On the occasion of the trip to Martinique and Guadeloupe, Rodolphe Sadé, the CEO of the CMA CGM group announced the order for seven new biogas-powered ships to serve Guadeloupe and Martinique from 2024, including three of 7900 TEUs and four of 7300 TEUs.
In order to accommodate these larger capacity ships, the CMA CGM Group will support the modernization and increase in capacity of the major seaports of Guadeloupe and Martinique, and the expansion of the quays. True hubs of the Caribbean and South America, Fort-de-France and Pointe-à-Pitre will be the starting point for transhipment traffic to Guyana, Saint Martin, Saint-Barthélemy and the North-East of Brazil.
Through its new investments, the Group has declared that it wants to affirm its support for its customers, partners and more broadly for the economy of Martinique and Guadeloupe. CMA CGM transports 100% of bananas from the French West Indies, or West Indies, to France. Guadeloupe and Martinique are overseas departments of France, the country with the most time zones in the world, with territories stretching from the Caribbean to the Pacific.
Committed to the energy transition, the CMA CGM Group has set itself a goal of Net Zero Carbon by 2050. The 7 new ships deployed in the West Indies in 2 years will be powered by biogas, a technology that contributes to significantly reducing carbon emissions, greenhouse gases and the preservation of air quality by eliminating almost all atmospheric pollutants.

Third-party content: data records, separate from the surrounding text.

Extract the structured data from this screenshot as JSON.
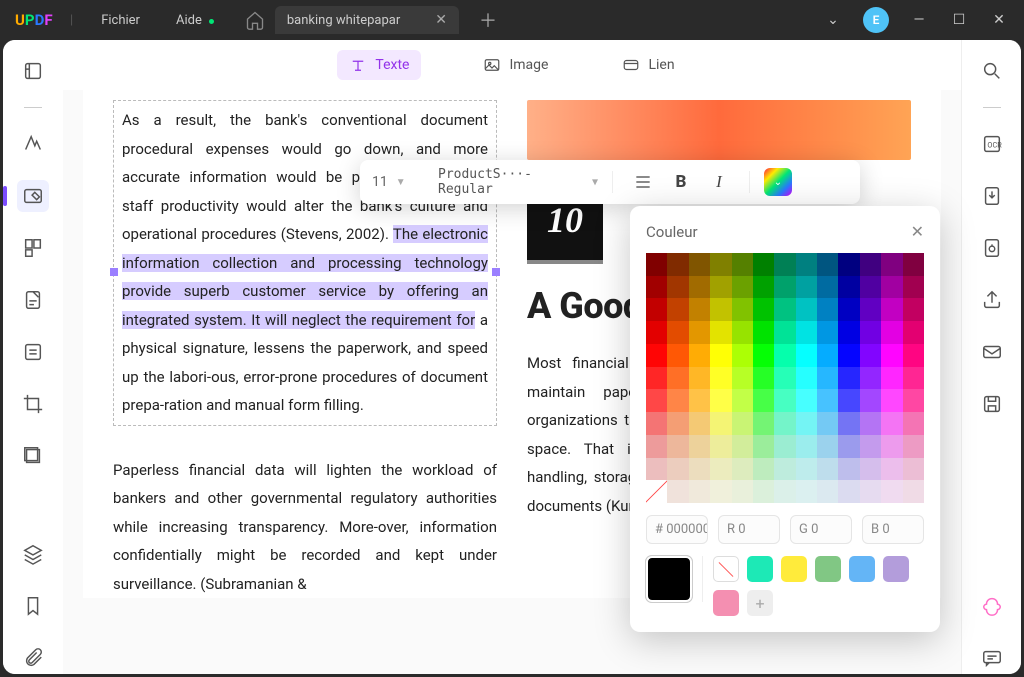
{
  "app": {
    "logo": "UPDF",
    "menu_file": "Fichier",
    "menu_help": "Aide"
  },
  "tab": {
    "title": "banking whitepapar"
  },
  "avatar": {
    "letter": "E"
  },
  "edit_tabs": {
    "text": "Texte",
    "image": "Image",
    "link": "Lien"
  },
  "doc": {
    "p1_a": "As a result, the bank's conventional document procedural expenses would go down, and more accurate   information   would   be   provided. Increased staff productivity would alter the bank's culture and operational procedures (Stevens, 2002). ",
    "p1_hl": "The electronic information collection and processing technology provide superb customer service by offering an integrated system. It will neglect the requirement for",
    "p1_b": " a physical signature, lessens the paperwork, and speed up the labori-ous, error-prone procedures of document prepa-ration and manual form filling.",
    "p2": "Paperless financial data will lighten the workload of bankers and other governmental regulatory authorities while increasing transparency. More-over, information confidentially might be recorded and kept under surveillance. (Subramanian &",
    "chapter_num": "10",
    "chapter_title": "A Good Development",
    "right_text": "Most financial institutions spend a lot of costs to maintain paper records. Numer-ous records for organizations take time-consuming to find and physical space. That is because of paper-based document handling, storage costs and unnecessary duplication of documents (Kumari 2021)."
  },
  "fmt": {
    "size": "11",
    "font": "ProductS···-Regular"
  },
  "color": {
    "title": "Couleur",
    "hex_label": "#",
    "hex": "000000",
    "r_label": "R",
    "r": "0",
    "g_label": "G",
    "g": "0",
    "b_label": "B",
    "b": "0",
    "presets": [
      "#ffffff",
      "#1de9b6",
      "#ffeb3b",
      "#81c784",
      "#64b5f6",
      "#b39ddb",
      "#f48fb1"
    ]
  }
}
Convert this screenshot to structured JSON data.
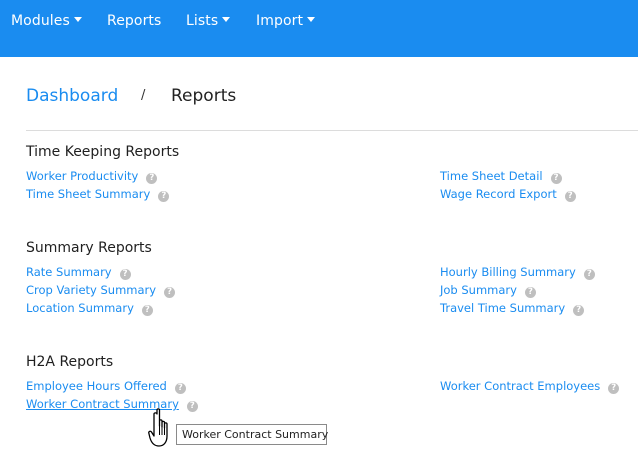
{
  "nav": {
    "modules": "Modules",
    "reports": "Reports",
    "lists": "Lists",
    "import": "Import"
  },
  "breadcrumb": {
    "home": "Dashboard",
    "separator": "/",
    "current": "Reports"
  },
  "sections": {
    "timekeeping": {
      "title": "Time Keeping Reports",
      "left": [
        "Worker Productivity",
        "Time Sheet Summary"
      ],
      "right": [
        "Time Sheet Detail",
        "Wage Record Export"
      ]
    },
    "summary": {
      "title": "Summary Reports",
      "left": [
        "Rate Summary",
        "Crop Variety Summary",
        "Location Summary"
      ],
      "right": [
        "Hourly Billing Summary",
        "Job Summary",
        "Travel Time Summary"
      ]
    },
    "h2a": {
      "title": "H2A Reports",
      "left": [
        "Employee Hours Offered",
        "Worker Contract Summary"
      ],
      "right": [
        "Worker Contract Employees"
      ]
    }
  },
  "help_glyph": "?",
  "tooltip": "Worker Contract Summary",
  "colors": {
    "nav_bg": "#1a8cf0",
    "link": "#1a8cf0",
    "help_icon": "#bfbfbf"
  }
}
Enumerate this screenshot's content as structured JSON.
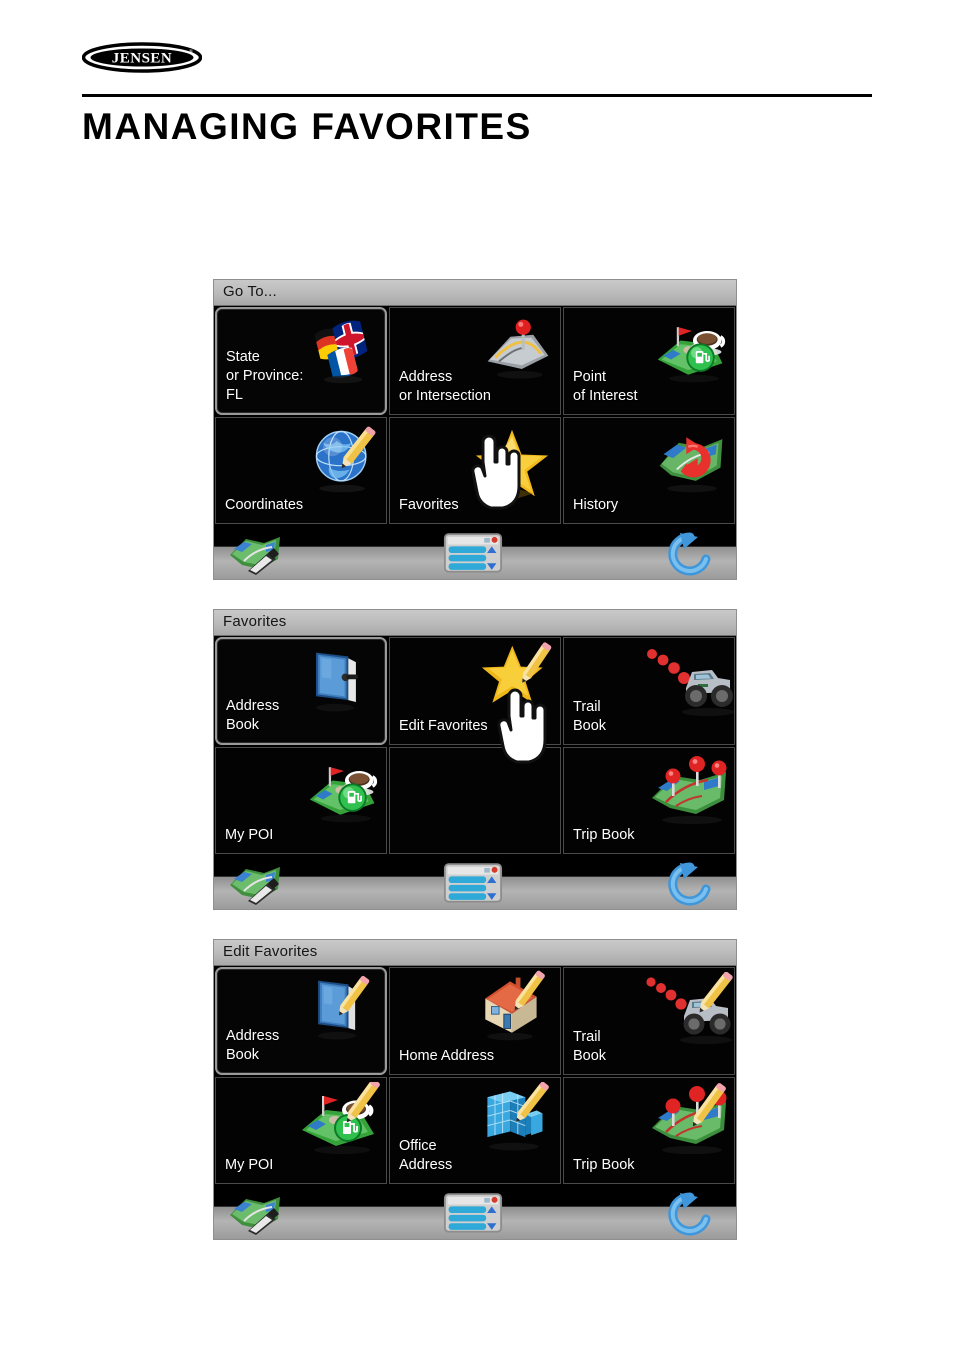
{
  "document": {
    "brand": "JENSEN",
    "title": "MANAGING FAVORITES"
  },
  "screens": [
    {
      "id": "go-to",
      "titlebar": "Go To...",
      "tiles": [
        {
          "label": "State\nor Province:\nFL",
          "icon": "flags-icon",
          "selected": true
        },
        {
          "label": "Address\nor Intersection",
          "icon": "road-pin-icon",
          "selected": false
        },
        {
          "label": "Point\nof Interest",
          "icon": "poi-icon",
          "selected": false
        },
        {
          "label": "Coordinates",
          "icon": "globe-pencil-icon",
          "selected": false
        },
        {
          "label": "Favorites",
          "icon": "star-icon",
          "selected": false
        },
        {
          "label": "History",
          "icon": "history-map-icon",
          "selected": false
        }
      ],
      "cursor_on_tile": 4,
      "toolbar": {
        "map_label": "map-icon",
        "menu_label": "menu-list-icon",
        "back_label": "back-arrow-icon"
      }
    },
    {
      "id": "favorites",
      "titlebar": "Favorites",
      "tiles": [
        {
          "label": "Address\nBook",
          "icon": "book-icon",
          "selected": true
        },
        {
          "label": "Edit Favorites",
          "icon": "star-pencil-icon",
          "selected": false
        },
        {
          "label": "Trail\nBook",
          "icon": "jeep-trail-icon",
          "selected": false
        },
        {
          "label": "My POI",
          "icon": "poi-icon",
          "selected": false
        },
        {
          "label": "",
          "icon": "",
          "selected": false
        },
        {
          "label": "Trip Book",
          "icon": "trip-map-pins-icon",
          "selected": false
        }
      ],
      "cursor_on_tile": 1,
      "toolbar": {
        "map_label": "map-icon",
        "menu_label": "menu-list-icon",
        "back_label": "back-arrow-icon"
      }
    },
    {
      "id": "edit-favorites",
      "titlebar": "Edit Favorites",
      "tiles": [
        {
          "label": "Address\nBook",
          "icon": "book-pencil-icon",
          "selected": true
        },
        {
          "label": "Home Address",
          "icon": "house-pencil-icon",
          "selected": false
        },
        {
          "label": "Trail\nBook",
          "icon": "jeep-pencil-icon",
          "selected": false
        },
        {
          "label": "My POI",
          "icon": "poi-pencil-icon",
          "selected": false
        },
        {
          "label": "Office\nAddress",
          "icon": "office-pencil-icon",
          "selected": false
        },
        {
          "label": "Trip Book",
          "icon": "trip-map-pencil-icon",
          "selected": false
        }
      ],
      "cursor_on_tile": -1,
      "toolbar": {
        "map_label": "map-icon",
        "menu_label": "menu-list-icon",
        "back_label": "back-arrow-icon"
      }
    }
  ],
  "colors": {
    "screen_bg": "#000000",
    "titlebar": "#bdbdbd",
    "tile_border": "#4a4a4a",
    "selected_border": "#9a9a9a",
    "label_text": "#ffffff",
    "star_yellow": "#f5c518",
    "pencil_yellow": "#f2c14a",
    "pin_red": "#e02020",
    "gas_green": "#22b24c",
    "back_blue": "#4a9fe0",
    "page_bg": "#ffffff"
  }
}
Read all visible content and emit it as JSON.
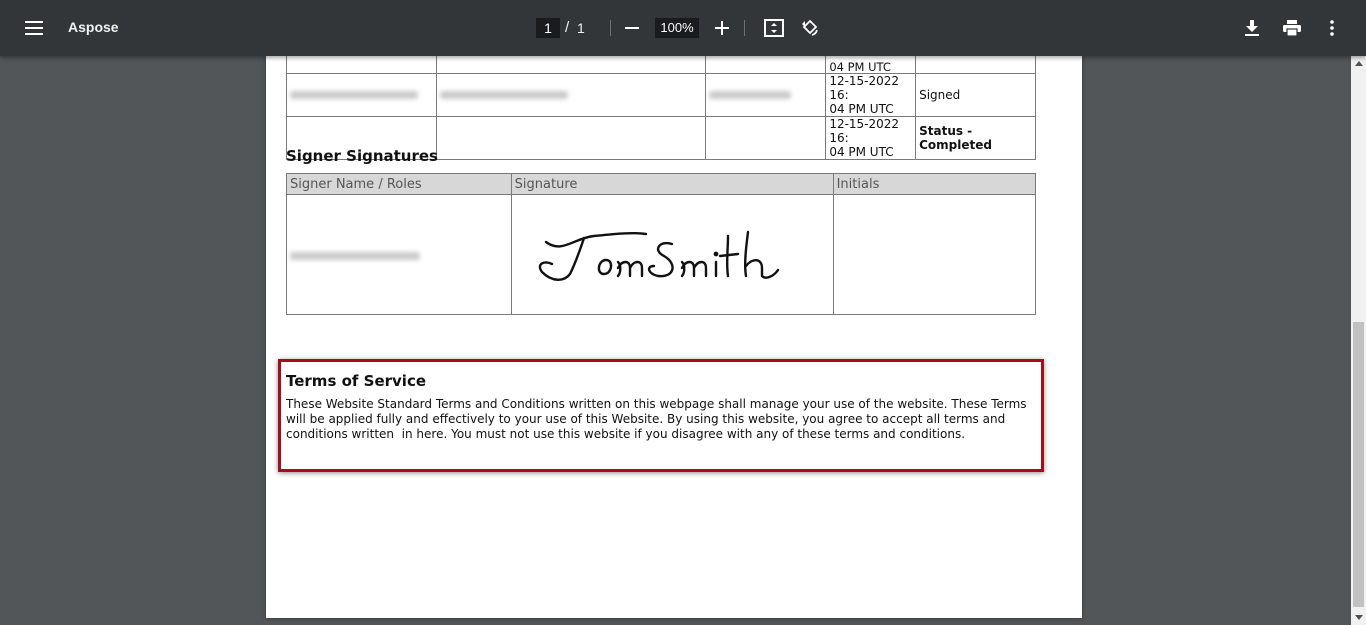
{
  "toolbar": {
    "title": "Aspose",
    "page_current": "1",
    "page_separator": "/",
    "page_total": "1",
    "zoom": "100%"
  },
  "history_rows": [
    {
      "timestamp": "12-15-2022 16:\n04 PM UTC",
      "event": "Signed"
    },
    {
      "timestamp": "12-15-2022 16:\n04 PM UTC",
      "event": "Status - Completed"
    }
  ],
  "history_partial_text": "04 PM UTC",
  "signer_section": {
    "heading": "Signer Signatures",
    "columns": [
      "Signer Name / Roles",
      "Signature",
      "Initials"
    ],
    "signature_text": "Tom Smith"
  },
  "terms": {
    "heading": "Terms of Service",
    "body": "These Website Standard Terms and Conditions written on this webpage shall manage your use of the website. These Terms will be applied fully and effectively to your use of this Website. By using this website, you agree to accept all terms and conditions written  in here. You must not use this website if you disagree with any of these terms and conditions."
  },
  "colors": {
    "toolbar_bg": "#323639",
    "viewer_bg": "#525659",
    "highlight": "#a80c1c"
  }
}
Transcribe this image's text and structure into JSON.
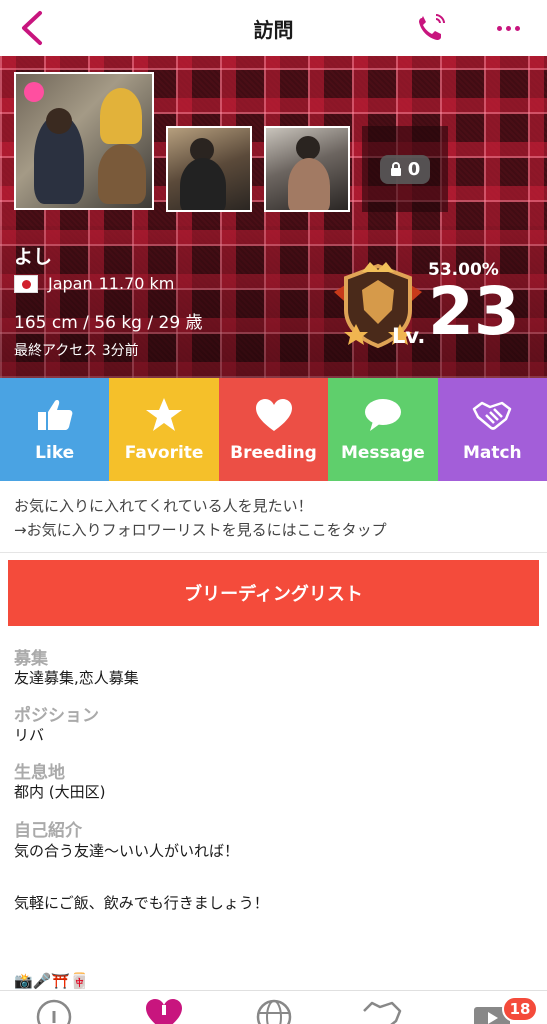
{
  "header": {
    "title": "訪問"
  },
  "profile": {
    "name": "よし",
    "country": "Japan",
    "distance": "11.70 km",
    "stats": "165 cm / 56 kg / 29 歳",
    "last_access": "最終アクセス 3分前",
    "locked_photo_count": "0",
    "level_percent": "53.00%",
    "level_prefix": "Lv.",
    "level": "23"
  },
  "actions": [
    {
      "label": "Like",
      "color": "#4aa3e3",
      "icon": "thumbs-up-icon"
    },
    {
      "label": "Favorite",
      "color": "#f5c02a",
      "icon": "star-icon"
    },
    {
      "label": "Breeding",
      "color": "#ec4f45",
      "icon": "heart-icon"
    },
    {
      "label": "Message",
      "color": "#5fcf6c",
      "icon": "speech-bubble-icon"
    },
    {
      "label": "Match",
      "color": "#a35ed9",
      "icon": "handshake-icon"
    }
  ],
  "notice": {
    "line1": "お気に入りに入れてくれている人を見たい！",
    "line2": "→お気に入りフォロワーリストを見るにはここをタップ"
  },
  "breeding_list_button": "ブリーディングリスト",
  "fields": {
    "recruit_label": "募集",
    "recruit_value": "友達募集,恋人募集",
    "position_label": "ポジション",
    "position_value": "リバ",
    "habitat_label": "生息地",
    "habitat_value": "都内 (大田区)",
    "intro_label": "自己紹介",
    "intro_value": "気の合う友達〜いい人がいれば！\n\n気軽にご飯、飲みでも行きましょう！\n\n\n📸🎤⛩️🀄\nエニタイムユーザ"
  },
  "tabbar": {
    "badge": "18"
  },
  "colors": {
    "accent": "#c8157e",
    "breeding_list": "#f44b3b"
  }
}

Biogas from biomass reduces CO2 emissions by 67% compared to conventional fuel and reduces sulfur oxide emissions by 99%, fine particle emissions by 91% and air pollution by 92%. nitrogen oxide emissions. It therefore contributes significantly to the improvement of air quality. The gas engine bi-fuel technology developed by CMA CGM since 2017 can use biogas as well as synthetic methane. CMA CGM already has 31 “e-methane ready” container ships in its fleet equipped with dual-fuel engines. It will have 77 such ships by 2026.Photo: Grand Port de Guadeloupe